  • A wall of black and white images of Second World War pilots
    © American Library
    Blog: Memorials

    Celebrating 60 years of the American Library

    2023 marks 60 years since the first Memorial Library dedicated to the 2nd Air Division of the 8TH Air Force of the United States Army Forces (USAAF) was opened in Norwich, Norfolk. Today the library retains the identity first envisaged for it – that of a living memorial, a place where there is a shrine to the dead and a daily exchange of American thoughts and ideals. In this blog post, Orla Kennelly of the American Library shares details on this unique memorial and library.
  • Dancers performing on stage
    Courtesy of Inspire: Culture, Learning and Libraries
    Blog: 14-18 NOW

    The Mother of Tension: An IWM 14-18 NOW Legacy Fund commission

    Inspired by collections at Nottinghamshire Archives and Imperial War Museum, The Mother of Tension featured a group of talented young dancers from across the Midlands in a ground-breaking new Hip Hop dance theatre performance exploring themes of conflict through lived experiences. In this guest post, Ruth Imeson from Inspire: Culture, Learning and Libraries shares details of the historical collections that shaped the performance.
  •  image: stylised depictions of two lions, one based on the coat of arms of Great Britain, the other based on the coat of arm of Ceylon.
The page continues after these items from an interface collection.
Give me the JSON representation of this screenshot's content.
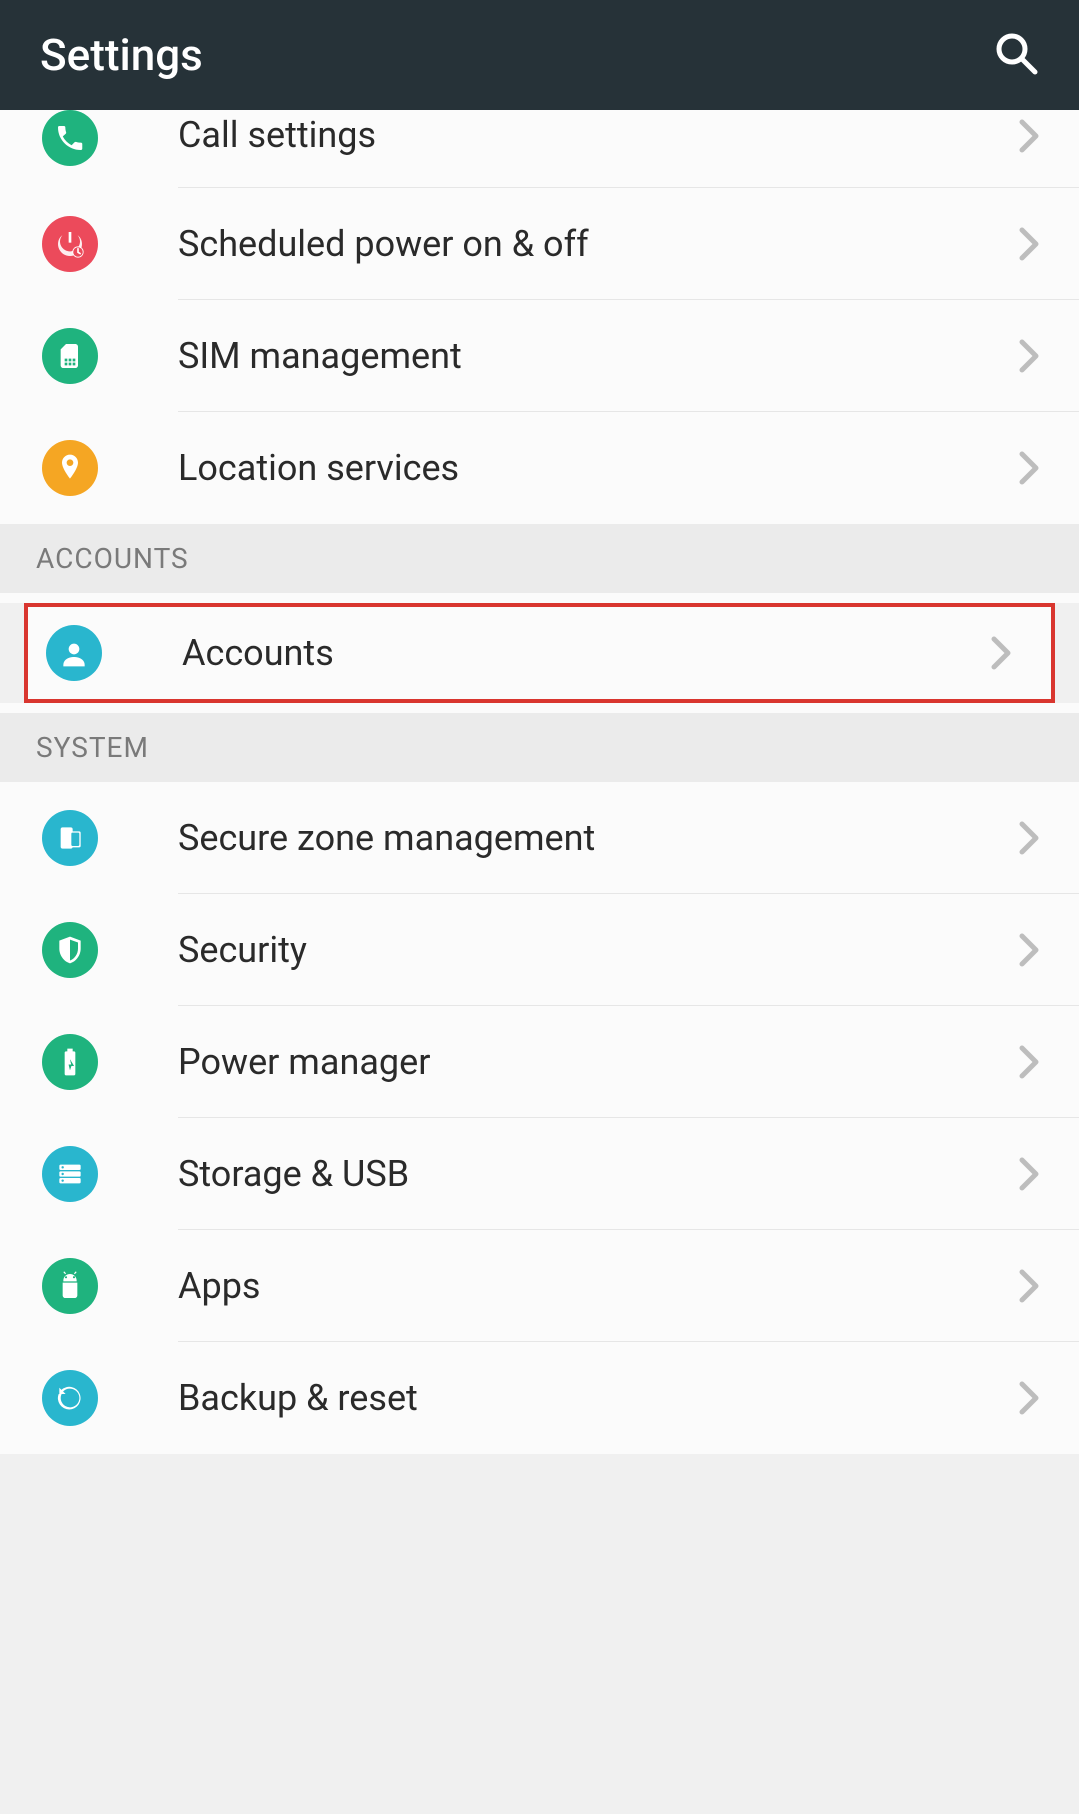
{
  "header": {
    "title": "Settings"
  },
  "sections": {
    "top": [
      {
        "label": "Call settings"
      },
      {
        "label": "Scheduled power on & off"
      },
      {
        "label": "SIM management"
      },
      {
        "label": "Location services"
      }
    ],
    "accounts_header": "ACCOUNTS",
    "accounts_item": {
      "label": "Accounts"
    },
    "system_header": "SYSTEM",
    "system": [
      {
        "label": "Secure zone management"
      },
      {
        "label": "Security"
      },
      {
        "label": "Power manager"
      },
      {
        "label": "Storage & USB"
      },
      {
        "label": "Apps"
      },
      {
        "label": "Backup & reset"
      }
    ]
  }
}
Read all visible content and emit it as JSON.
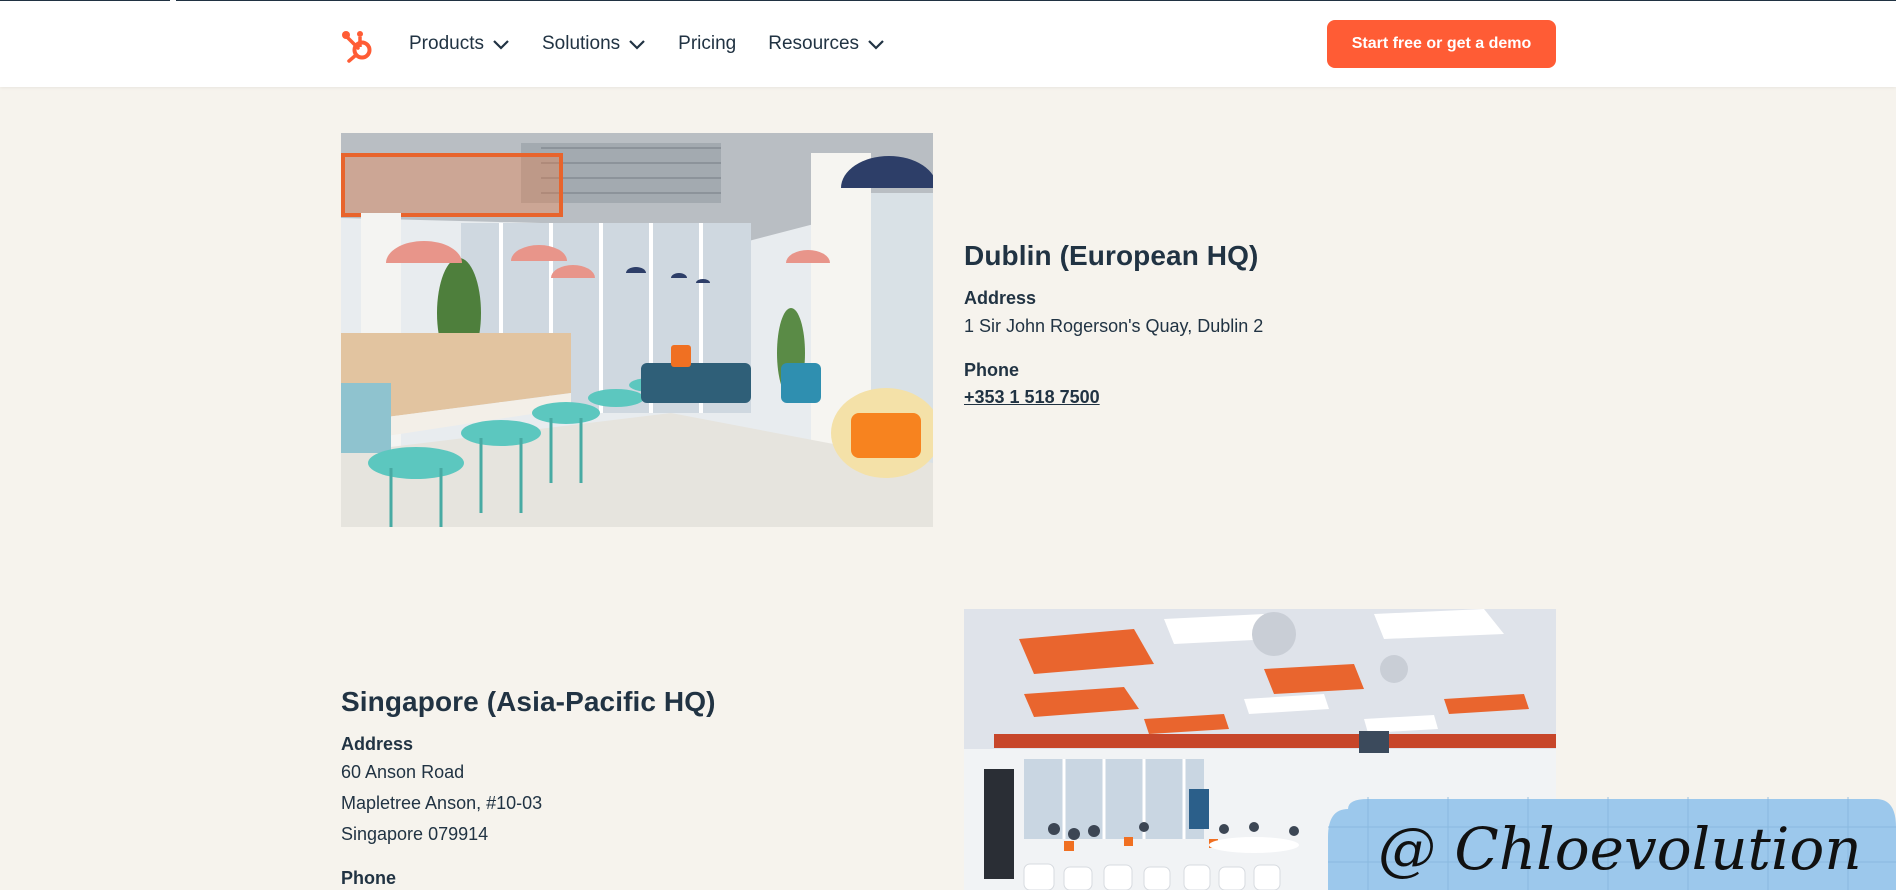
{
  "nav": {
    "logo": "hubspot-sprocket-logo",
    "items": [
      {
        "label": "Products",
        "has_dropdown": true
      },
      {
        "label": "Solutions",
        "has_dropdown": true
      },
      {
        "label": "Pricing",
        "has_dropdown": false
      },
      {
        "label": "Resources",
        "has_dropdown": true
      }
    ],
    "cta_label": "Start free or get a demo"
  },
  "offices": [
    {
      "name": "Dublin (European HQ)",
      "address_label": "Address",
      "address_lines": [
        "1 Sir John Rogerson's Quay, Dublin 2"
      ],
      "phone_label": "Phone",
      "phone": "+353 1 518 7500"
    },
    {
      "name": "Singapore (Asia-Pacific HQ)",
      "address_label": "Address",
      "address_lines": [
        "60 Anson Road",
        "Mapletree Anson, #10-03",
        "Singapore 079914"
      ],
      "phone_label": "Phone"
    }
  ],
  "watermark": "@ Chloevolution",
  "colors": {
    "accent": "#ff5c35",
    "text": "#213343",
    "page_bg": "#f6f3ed",
    "watermark_bg": "#9cc8ec"
  }
}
On the left, the British lion stand before a Union Flag; and on the right, the Ceylon lion wears a headdress, holds a knife in its paw, and stands before a Ceylon flag.
    © IWM Art.IWM PST 15957
    Blog: Second World War

    Framing Partnership by moving ‘Forward Together’: Ceylon in British Propaganda during the Second World War

    Britain’s entry into the Second World War in 1939 affected not only the island nation but also the many areas of the globe that formed its empire. In order to urge all her colonial subjects to contribute towards the war effort, colonial authorities used propaganda in the form of posters, films, and more. In this guest blog post, researchers Nihara De Alwis and Lara Wijesuriya share how posters were adapted and framed according to the colony and area in which they were to be used, to sell the ‘product’ of empire most successfully.
  • Survivors and their descendants at the Nowogrudek memorial, 1993
    Survivors and their descendants at the Nowogrudek memorial, 1993. Courtesy of the Kagan family
    Blog: Holocaust

    80 years on: the escape of Jack Kagan (BEM) during the Holocaust

    On 26 September 1943, 250 Jewish prisoners escaped from a tunnel that they had dug to escape the Novogrudok Ghetto and Labour Camp in Nazi-occupied Poland. 170 survivors of the escape went on to fight with Jewish partisans in the forests, made famous in the film Defiance. In this blog post, we share the story of one of the men who escaped that day - the late Jack Kagan BEM (born Idel Kagan in 1929).